Dr. Hanan Ashrawi, a Palestinian political leader and human rights activist, will give the inaugural lecture for UCSB’s Center for Middle East Studies (CMES) on Sunday at 2 p.m. in Campbell Hall.

“Hanan Ashrawi is probably one of the most well-known political leaders for the peace process in the Middle East,” CMES Assistant Director Garay Menicucci said. “She’s a feminist, human rights activist, and an academic. We thought that someone who was a human rights activist who dealt with broader questions of democratization of the Arab world was one of the best choices to inaugurate our center.”

Ashrawi’s many accomplishments and wide influence make her more than a good choice to deliver the inaugural lecture said Dwight Reynolds, CMES director and chair of Islamic and Near Eastern Studies. “Many people speak of Ashrawi as a potential president of Palestine,” he said.

Not all UCSB members agree with many of Ashrawi’s beliefs.

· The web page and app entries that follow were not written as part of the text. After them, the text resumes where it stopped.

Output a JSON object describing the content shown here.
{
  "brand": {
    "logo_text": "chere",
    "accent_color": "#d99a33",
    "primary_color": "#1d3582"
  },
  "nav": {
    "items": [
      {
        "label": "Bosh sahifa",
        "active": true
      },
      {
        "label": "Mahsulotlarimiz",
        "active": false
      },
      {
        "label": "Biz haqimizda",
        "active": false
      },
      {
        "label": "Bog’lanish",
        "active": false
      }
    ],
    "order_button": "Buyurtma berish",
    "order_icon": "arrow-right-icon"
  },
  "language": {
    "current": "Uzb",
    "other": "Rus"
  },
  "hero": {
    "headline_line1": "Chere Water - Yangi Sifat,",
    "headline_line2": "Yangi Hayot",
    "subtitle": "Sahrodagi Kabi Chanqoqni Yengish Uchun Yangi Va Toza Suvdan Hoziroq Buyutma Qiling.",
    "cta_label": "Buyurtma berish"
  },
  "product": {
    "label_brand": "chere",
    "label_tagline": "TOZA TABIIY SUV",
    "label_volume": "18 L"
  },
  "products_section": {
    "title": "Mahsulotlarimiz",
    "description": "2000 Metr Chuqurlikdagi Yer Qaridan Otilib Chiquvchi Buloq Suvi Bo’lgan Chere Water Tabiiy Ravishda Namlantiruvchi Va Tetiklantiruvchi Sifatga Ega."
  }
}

“Frankly, I’m disappointed that the center has chosen her for their opening ceremony; she often lies and distorts specifics in her speaking,” GauchoPAC Chair Jarad Bernstein said. “She wrongly accuses Israel of being responsible for the violence in the Middle East right now.”

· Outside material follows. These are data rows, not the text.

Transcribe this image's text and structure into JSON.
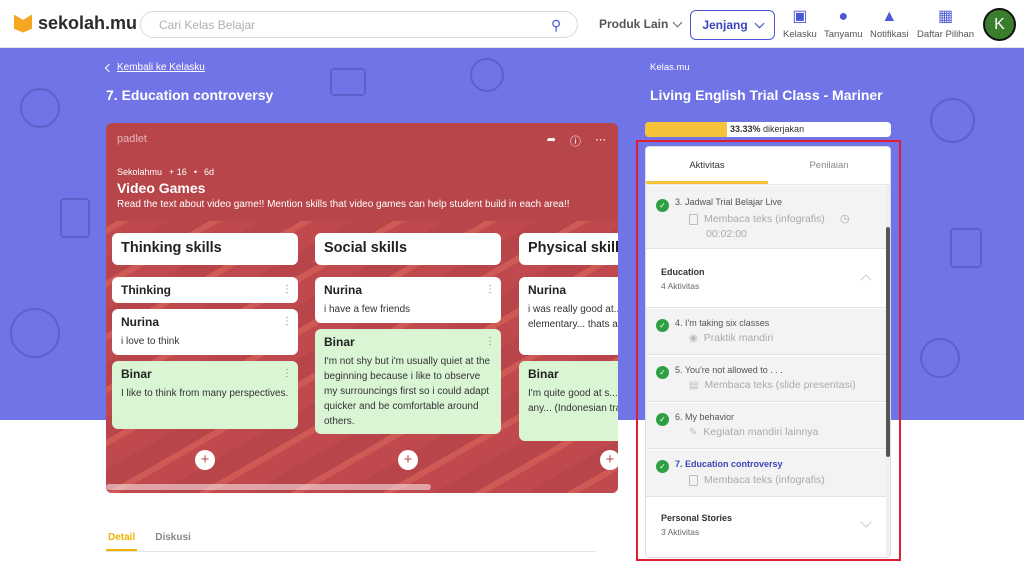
{
  "header": {
    "brand": "sekolah.mu",
    "search_placeholder": "Cari Kelas Belajar",
    "produk_label": "Produk Lain",
    "jenjang_label": "Jenjang",
    "nav": [
      {
        "label": "Kelasku",
        "icon": "book-icon"
      },
      {
        "label": "Tanyamu",
        "icon": "chat-icon"
      },
      {
        "label": "Notifikasi",
        "icon": "bell-icon"
      },
      {
        "label": "Daftar Pilihan",
        "icon": "bag-icon"
      }
    ],
    "avatar_initial": "K"
  },
  "content": {
    "back_label": "Kembali ke Kelasku",
    "title": "7. Education controversy",
    "detail_tabs": [
      "Detail",
      "Diskusi"
    ]
  },
  "padlet": {
    "brand": "padlet",
    "meta_author": "Sekolahmu",
    "meta_count": "+ 16",
    "meta_age": "6d",
    "heading": "Video Games",
    "description": "Read the text about video game!! Mention skills that video games can help student build in each area!!",
    "columns": [
      {
        "title": "Thinking skills",
        "cards": [
          {
            "author": "Thinking",
            "text": "",
            "green": false
          },
          {
            "author": "Nurina",
            "text": "i love to think",
            "green": false
          },
          {
            "author": "Binar",
            "text": "I like to think from many perspectives.",
            "green": true
          }
        ]
      },
      {
        "title": "Social skills",
        "cards": [
          {
            "author": "Nurina",
            "text": "i have a few friends",
            "green": false
          },
          {
            "author": "Binar",
            "text": "I'm not shy but i'm usually quiet at the beginning because i like to observe my surrouncings first so i could adapt quicker and be comfortable around others.",
            "green": true
          }
        ]
      },
      {
        "title": "Physical skills",
        "cards": [
          {
            "author": "Nurina",
            "text": "i was really good at... was in elementary... thats a good memo...",
            "green": false
          },
          {
            "author": "Binar",
            "text": "I'm quite good at s... mostly dancing any... (Indonesian traditi...",
            "green": true
          }
        ]
      }
    ]
  },
  "course": {
    "label": "Kelas.mu",
    "title": "Living English Trial Class - Mariner",
    "progress_percent": 33.33,
    "progress_value": "33.33%",
    "progress_suffix": "dikerjakan",
    "tabs": [
      "Aktivitas",
      "Penilaian"
    ],
    "items": [
      {
        "kind": "activity",
        "name": "3.  Jadwal Trial Belajar Live",
        "type": "Membaca teks (infografis)",
        "time": "00:02:00",
        "done": true
      },
      {
        "kind": "section",
        "title": "Education",
        "count": "4 Aktivitas"
      },
      {
        "kind": "activity",
        "name": "4.  I'm taking six classes",
        "type": "Praktik mandiri",
        "done": true
      },
      {
        "kind": "activity",
        "name": "5.  You're not allowed to . . .",
        "type": "Membaca teks (slide presentasi)",
        "done": true
      },
      {
        "kind": "activity",
        "name": "6.  My behavior",
        "type": "Kegiatan mandiri lainnya",
        "done": true
      },
      {
        "kind": "activity",
        "name": "7.  Education controversy",
        "type": "Membaca teks (infografis)",
        "done": true,
        "active": true
      },
      {
        "kind": "section",
        "title": "Personal Stories",
        "count": "3 Aktivitas"
      }
    ]
  },
  "colors": {
    "banner": "#7174e6",
    "accent": "#4b58d6",
    "highlight_frame": "#e02030",
    "progress": "#f6c23a",
    "done": "#2ea043"
  }
}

Although he disagrees with Ashrawi’s specific message, Bernstein said Americans – not just Jews, Muslims, and other involved groups – should be concerned about the Middle East.

UCSB Rabbi Stephen Cohen also said he sees problems with Ashrawi’s speech.

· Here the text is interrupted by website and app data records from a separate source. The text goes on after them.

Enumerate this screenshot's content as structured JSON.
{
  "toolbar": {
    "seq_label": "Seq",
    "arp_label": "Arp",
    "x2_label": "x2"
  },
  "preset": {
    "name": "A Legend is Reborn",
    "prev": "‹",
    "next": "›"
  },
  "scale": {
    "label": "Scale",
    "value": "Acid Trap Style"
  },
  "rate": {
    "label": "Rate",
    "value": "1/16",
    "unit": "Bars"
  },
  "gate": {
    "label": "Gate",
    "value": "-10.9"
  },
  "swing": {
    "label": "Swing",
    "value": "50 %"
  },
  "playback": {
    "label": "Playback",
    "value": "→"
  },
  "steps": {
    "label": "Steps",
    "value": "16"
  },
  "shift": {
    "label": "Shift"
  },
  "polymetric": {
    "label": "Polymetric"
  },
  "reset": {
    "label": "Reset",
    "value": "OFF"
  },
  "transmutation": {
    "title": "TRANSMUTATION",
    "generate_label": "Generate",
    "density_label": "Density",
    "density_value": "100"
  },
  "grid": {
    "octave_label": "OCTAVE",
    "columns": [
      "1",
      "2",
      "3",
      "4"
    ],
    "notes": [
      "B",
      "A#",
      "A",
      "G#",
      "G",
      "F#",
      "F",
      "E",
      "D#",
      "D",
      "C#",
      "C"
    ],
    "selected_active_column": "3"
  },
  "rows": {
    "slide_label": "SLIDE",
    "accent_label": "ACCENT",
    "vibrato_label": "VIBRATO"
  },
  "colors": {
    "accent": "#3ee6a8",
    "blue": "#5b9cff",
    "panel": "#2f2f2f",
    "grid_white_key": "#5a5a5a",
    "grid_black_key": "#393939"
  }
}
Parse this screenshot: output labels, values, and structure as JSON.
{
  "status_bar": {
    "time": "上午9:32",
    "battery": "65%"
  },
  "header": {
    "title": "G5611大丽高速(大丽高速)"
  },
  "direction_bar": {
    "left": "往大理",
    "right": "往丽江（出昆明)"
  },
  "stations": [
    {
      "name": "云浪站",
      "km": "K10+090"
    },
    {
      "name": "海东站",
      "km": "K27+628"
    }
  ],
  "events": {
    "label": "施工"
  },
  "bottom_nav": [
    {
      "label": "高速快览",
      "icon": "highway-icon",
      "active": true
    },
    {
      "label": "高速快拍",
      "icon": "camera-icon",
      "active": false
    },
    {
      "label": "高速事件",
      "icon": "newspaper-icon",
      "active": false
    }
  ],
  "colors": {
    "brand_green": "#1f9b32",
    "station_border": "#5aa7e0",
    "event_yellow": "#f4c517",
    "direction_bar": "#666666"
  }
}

“Of course she is an articulate and prominent personality in the Israeli-Palestinian conflict … however, this is the center’s inaugural lecture,” he said. “The implicit message in choosing this topic, and this speaker, is that the center has a position regarding the Israeli-Palestinian conflict, and is using this occasion to announce its position. I hope this is not the case, but I know that this is how it feels to many members of our Jewish community.”

The CMES opened on August 15, 2000 and is the 12th Middle East studies research center in the U.S. The CMES tries to promote the study of the cultures, religions and histories of the people of the region, Menicucci said.

“The CMES supports curriculum development, research and outreach about the Middle East on the UCSB campus and in the larger community,” Reynolds said.

This quarter, the CMES has engaged in outreach to K-12 schools in the area, sponsored cultural programs and Middle Eastern music concerts, and brought Leah Rabin, widow of the late Prime Minister of Israel, to lecture. The UCSB Middle East music ensemble, with its 65 members, is larger than any other in the U.S., Menicucci said. The CMES also administers scholarships to UCSB students and supports Middle East classes taught by CMES-affiliated professors.

The CMES is placing much emphasis on the Middle East conflict, Reynolds said.

“Although we strive to educate people about all aspects of the region, the Arab/Israeli crisis is the single best-known event right now,” he said.

Unlike other national Middle East research centers, such as those at UCLA and UC Berkeley, the UCSB CMES places an academic emphasis on comparative studies of the Middle East and South Asia.

“The task of promoting research and disseminating information about a region as fraught with disagreements as the Middle East is always a controversial one. … But as an academic institution, the CMES, and the University of California as a whole, are dedicated to promoting a space for free and uncensored presentations of a broad spectrum of views,” Reynolds said.

Ashwari was chosen to inaugurate the CMES because she has been an outspoken advocate of human rights, and directed criticism both at Palestinian leadership and Israeli military occupation for their abuses of basic human rights, Reynolds said.

“To be willing to stand in the middle [as Ashrawi does] is the most dangerous, radical position to take,” Reynolds said. “She dares to be a moderate [and] has constantly and consistently advocated dialogue even in times when most people argued that dialogue was not possible.”

“It’s a once-in-a-lifetime opportunity for students to see someone who is such an influential newsmaker like her,” Menicucci said. “I can’t think of anyone that Arts and Lectures has brought this year who has been a more distinguished speaker than Hanan Ashrawi.”

The lecture costs $5 for students and tickets may be purchased at the Arts and Lectures box office or by phone at 893-3535.